Unlike Canelo, Joshua hasn’t faced the same amount of criticism that his Mexican boxing peer has, in part because he fought Klitschko before most expected him to, and beat him after it appeared—for a few rounds—he may lose. Also, much of the English criticism goes to their other heavyweight champion, Tyson Fury; a suicidal, cocaine-snorting boxer who besides being 100 pounds out-of-shape and alternating between retirement and training, has made sexist, homophobic, and anti-Semitic comments. By comparison, it is easy to see why some already consider Anthony Joshua a national hero.
If he loses against Golovkin, Canelo’s marketability will take a massive hit, along with legitimizing many of the criticisms made against him.
Although advertising is not entirely a zero-sum game, Joshua’s increasing marketability has some effect on Canelo. Because he is a heavyweight and speaks English, Joshua will sooner be a household name here in the United States than Canelo will. Canelo must win to keep Joshua from outright passing him in the “who is the face of boxing” conversation. If he loses against Golovkin, Canelo’s marketability will take a massive hit, along with legitimizing many of the criticisms made against him. A loss will mean that Canelo lost to the two best opponents he faced—Floyd Mayweather Jr. being the other, whom he fought to a majority decision loss in 2013.
Of course, the corporations that have invested millions into Canelo will attempt to salvage his career. They will sell a rematch with an even older Golovkin as some redemption. That angle works best, however, when there isn’t a chorus of critics bellowing that a fighter confirmed his assumed fraudulence.
Saturday’s fight is important for both fighters, and for their legacies, but only one of them is fighting for the right to be considered the face of a sport whose popularity is at risk. For Golovkin, Saturday will be the result of years-long quest towards a career-defining fight against the most popular boxer of the current era.
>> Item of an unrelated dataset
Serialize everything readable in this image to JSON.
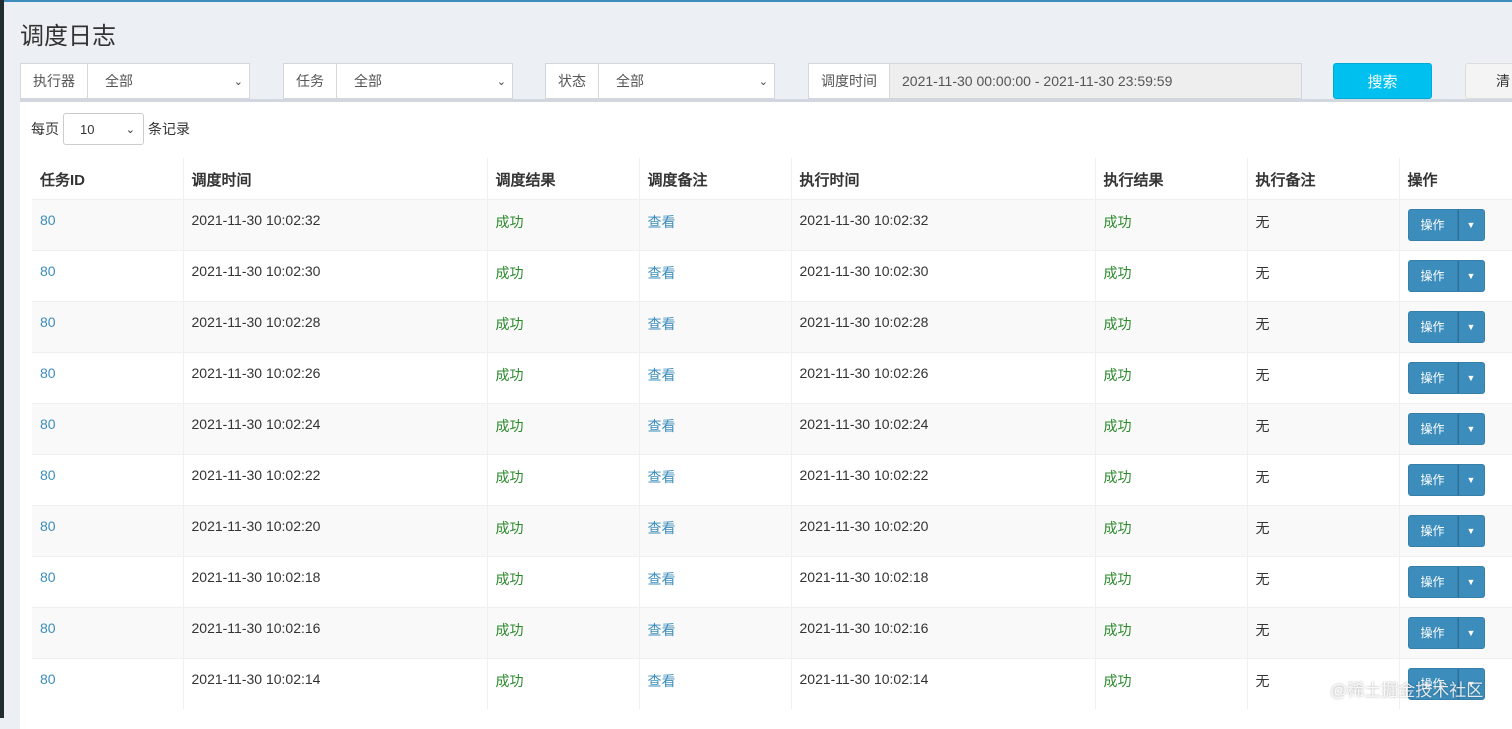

For Canelo, however, the result of the fight will decide the next several years of his career and how he’ll ultimately be remembered.